The μRT is a high-yield forming process that can potentially texture large areas in a relatively short time, as compared to tool-based and beam-based methods. One of the applications of μRT is to create hydrophobic surfaces. Understanding that different texturing methods result in different inherent impacts on the hydrophobicity of a surface, surfaces textured with different patterns by μRT were subjected to contact angle tests to investigate their surface hydrophobicity.
With a two-pass μRT process, textures with square patterns were imprinted on surfaces. The rolled square pattern has proven its effectiveness in improving the hydrophobic performance of μRT-textured surfaces. Larger texture depths gave more significant improvements. However, further investigation is needed to establish the effect of pillar surface fraction on hydrophobic performance improvement.

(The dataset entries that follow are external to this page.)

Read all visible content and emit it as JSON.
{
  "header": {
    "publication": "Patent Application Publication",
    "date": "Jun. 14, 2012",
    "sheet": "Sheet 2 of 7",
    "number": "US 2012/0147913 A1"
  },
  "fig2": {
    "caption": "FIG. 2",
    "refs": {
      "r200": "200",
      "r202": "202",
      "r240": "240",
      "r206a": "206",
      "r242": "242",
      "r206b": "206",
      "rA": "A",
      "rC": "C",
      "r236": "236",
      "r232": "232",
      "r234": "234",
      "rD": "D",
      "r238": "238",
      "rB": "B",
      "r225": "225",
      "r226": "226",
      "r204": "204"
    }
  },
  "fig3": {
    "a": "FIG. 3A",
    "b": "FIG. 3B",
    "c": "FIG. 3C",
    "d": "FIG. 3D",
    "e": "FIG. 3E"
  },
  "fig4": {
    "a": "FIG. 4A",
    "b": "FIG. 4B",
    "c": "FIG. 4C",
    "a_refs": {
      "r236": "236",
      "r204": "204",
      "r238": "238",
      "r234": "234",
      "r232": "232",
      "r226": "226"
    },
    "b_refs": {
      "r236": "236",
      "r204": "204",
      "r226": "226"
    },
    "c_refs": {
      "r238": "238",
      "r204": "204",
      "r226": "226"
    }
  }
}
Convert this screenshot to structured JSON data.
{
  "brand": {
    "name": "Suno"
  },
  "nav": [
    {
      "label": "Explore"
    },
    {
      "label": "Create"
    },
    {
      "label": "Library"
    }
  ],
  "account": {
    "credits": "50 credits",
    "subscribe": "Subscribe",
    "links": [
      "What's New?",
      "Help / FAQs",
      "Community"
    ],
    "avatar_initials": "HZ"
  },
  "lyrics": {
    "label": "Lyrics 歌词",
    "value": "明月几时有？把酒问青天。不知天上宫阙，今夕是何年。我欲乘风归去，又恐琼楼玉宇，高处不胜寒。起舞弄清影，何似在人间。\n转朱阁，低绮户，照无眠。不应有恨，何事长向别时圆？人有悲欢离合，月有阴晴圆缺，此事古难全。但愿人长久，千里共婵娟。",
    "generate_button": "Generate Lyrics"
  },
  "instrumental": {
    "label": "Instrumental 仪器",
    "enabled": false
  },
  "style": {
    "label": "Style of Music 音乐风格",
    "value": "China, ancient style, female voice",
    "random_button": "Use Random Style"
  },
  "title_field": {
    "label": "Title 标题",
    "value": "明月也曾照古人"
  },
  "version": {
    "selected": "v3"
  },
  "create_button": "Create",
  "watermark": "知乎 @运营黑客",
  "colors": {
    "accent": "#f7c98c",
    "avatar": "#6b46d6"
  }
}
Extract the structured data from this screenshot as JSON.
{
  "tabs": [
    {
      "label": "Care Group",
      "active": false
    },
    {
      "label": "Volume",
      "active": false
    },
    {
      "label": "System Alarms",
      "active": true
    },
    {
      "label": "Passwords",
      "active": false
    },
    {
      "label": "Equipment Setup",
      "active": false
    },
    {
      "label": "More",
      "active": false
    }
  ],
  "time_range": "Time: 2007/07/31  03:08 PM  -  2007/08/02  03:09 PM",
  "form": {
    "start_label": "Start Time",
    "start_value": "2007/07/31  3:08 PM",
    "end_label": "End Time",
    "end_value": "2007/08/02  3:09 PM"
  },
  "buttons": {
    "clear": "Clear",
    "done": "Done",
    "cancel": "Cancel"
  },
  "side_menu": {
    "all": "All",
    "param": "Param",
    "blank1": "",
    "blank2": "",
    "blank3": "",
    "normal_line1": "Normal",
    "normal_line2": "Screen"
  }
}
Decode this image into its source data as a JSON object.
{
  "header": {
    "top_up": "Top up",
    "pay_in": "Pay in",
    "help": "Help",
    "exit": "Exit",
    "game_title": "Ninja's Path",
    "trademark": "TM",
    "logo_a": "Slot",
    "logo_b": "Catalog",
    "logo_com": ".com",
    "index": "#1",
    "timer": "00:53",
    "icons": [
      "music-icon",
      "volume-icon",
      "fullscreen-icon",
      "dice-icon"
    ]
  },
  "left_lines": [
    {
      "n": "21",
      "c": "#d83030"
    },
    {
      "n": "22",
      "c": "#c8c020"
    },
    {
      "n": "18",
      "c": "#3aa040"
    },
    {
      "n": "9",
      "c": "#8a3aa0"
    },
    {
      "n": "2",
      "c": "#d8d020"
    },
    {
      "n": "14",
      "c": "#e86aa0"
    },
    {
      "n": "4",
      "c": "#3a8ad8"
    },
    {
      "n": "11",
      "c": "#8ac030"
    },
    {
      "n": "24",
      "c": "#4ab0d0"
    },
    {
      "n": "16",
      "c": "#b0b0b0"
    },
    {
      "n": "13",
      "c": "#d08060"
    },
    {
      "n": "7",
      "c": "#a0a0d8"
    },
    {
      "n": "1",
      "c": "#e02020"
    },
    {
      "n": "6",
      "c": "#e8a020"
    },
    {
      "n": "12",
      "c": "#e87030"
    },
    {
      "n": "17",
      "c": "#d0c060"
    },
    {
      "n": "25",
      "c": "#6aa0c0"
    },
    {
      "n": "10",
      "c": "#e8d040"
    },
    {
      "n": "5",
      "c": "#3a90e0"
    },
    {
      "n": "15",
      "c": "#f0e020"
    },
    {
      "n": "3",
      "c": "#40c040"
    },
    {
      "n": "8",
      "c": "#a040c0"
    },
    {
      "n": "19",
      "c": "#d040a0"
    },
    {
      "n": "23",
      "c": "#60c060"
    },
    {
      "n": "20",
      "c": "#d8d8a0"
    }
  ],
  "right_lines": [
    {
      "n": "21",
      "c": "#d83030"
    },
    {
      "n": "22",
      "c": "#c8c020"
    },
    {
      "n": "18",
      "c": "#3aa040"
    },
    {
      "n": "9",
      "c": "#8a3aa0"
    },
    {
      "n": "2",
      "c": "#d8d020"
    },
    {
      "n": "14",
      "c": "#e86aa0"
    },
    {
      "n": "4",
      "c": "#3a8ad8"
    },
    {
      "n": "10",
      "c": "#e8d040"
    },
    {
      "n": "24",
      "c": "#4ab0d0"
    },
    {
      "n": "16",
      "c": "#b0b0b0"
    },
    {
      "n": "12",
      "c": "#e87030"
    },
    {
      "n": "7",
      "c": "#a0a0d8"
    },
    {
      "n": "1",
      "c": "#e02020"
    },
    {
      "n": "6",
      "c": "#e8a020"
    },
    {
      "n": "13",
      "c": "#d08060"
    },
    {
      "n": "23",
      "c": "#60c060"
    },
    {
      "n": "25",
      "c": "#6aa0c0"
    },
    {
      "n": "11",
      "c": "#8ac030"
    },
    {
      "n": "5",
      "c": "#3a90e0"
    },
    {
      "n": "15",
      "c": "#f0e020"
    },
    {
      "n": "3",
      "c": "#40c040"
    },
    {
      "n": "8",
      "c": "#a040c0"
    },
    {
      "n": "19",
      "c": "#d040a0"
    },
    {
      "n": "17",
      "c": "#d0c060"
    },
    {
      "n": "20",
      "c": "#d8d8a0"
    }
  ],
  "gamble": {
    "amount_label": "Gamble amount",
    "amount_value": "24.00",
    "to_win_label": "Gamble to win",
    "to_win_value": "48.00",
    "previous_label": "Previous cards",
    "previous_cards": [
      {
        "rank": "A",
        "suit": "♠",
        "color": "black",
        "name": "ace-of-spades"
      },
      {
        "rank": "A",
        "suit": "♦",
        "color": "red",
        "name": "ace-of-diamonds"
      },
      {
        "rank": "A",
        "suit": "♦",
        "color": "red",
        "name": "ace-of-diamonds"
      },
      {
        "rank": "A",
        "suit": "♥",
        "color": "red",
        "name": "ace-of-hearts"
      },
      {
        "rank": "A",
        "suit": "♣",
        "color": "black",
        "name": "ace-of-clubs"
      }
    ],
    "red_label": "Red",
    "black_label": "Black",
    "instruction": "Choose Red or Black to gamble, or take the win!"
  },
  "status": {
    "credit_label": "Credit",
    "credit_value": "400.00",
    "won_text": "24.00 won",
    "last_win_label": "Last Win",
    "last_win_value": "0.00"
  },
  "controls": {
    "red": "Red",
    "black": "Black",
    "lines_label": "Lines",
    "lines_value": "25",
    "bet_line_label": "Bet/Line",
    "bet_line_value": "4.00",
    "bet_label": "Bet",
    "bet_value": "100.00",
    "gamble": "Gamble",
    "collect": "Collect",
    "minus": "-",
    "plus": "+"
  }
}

Valley structures were found on the top of the rolled surfaces with square patterns, which are formed because of the pile-up effect of the imprinted grooves. The effect of valley-topped pillar geometry on hydrophobic improvement has been also proven with LIPMM-textured samples. Valleys on the top of the pillars gave larger contact angles as compared to flat-top pillars. Uniform production of larger valleys by μRT will be investigated in the future.
The groove's aspect ratio and pillar surface area-to-volume ratio also affect the contact angle. The contact angle increases with increasing groove aspect ratio while it decreases with increasing pillar surface area-to-volume ratio. The knowledge of the effects of this micron-range geometry on hydrophobicity can help in the design of microsurface features and of their subfeatures to generate surfaces that provide composite liquid–solid–air interfaces for the achievement of hydrophobic/superhydrophobic properties. Moreover, the hydrophobic sensitivity of a surface increases with increasing pillar density, i.e., pillar surface fraction.
The increase in contact angle depends on the combined effect of the aspect ratio and surface area-to-volume ratio. Further study is required to estimate the best combination of these two factors in order to have a larger contact angle to reach the superhydrophobic state.
The anisotropy of textures also affects the contact angles in different groove directions.
In conclusion, the μRT method can be utilized to produce microrolled textured parts with better hydrophobic performance. Moreover, the μRT technique offers extremely high productivity in surface texture generation. With precise process control and integration with other manufacturing techniques, hydrophobic surfaces can be manufactured at a relatively low cost and at a fast rate.
Supports from the National Science Foundation (CMMI-1100507/1100787), Metal Industries Research Development Centre of Taiwan, and Dr. Edward F. Smith, III from Deringer-Ney, Inc., are gratefully acknowledged. The help of Professor Q. Jane Wang of the Tribology Laboratories at Northwestern University, Evanston, IL, was essential in performing the contact angle measurements.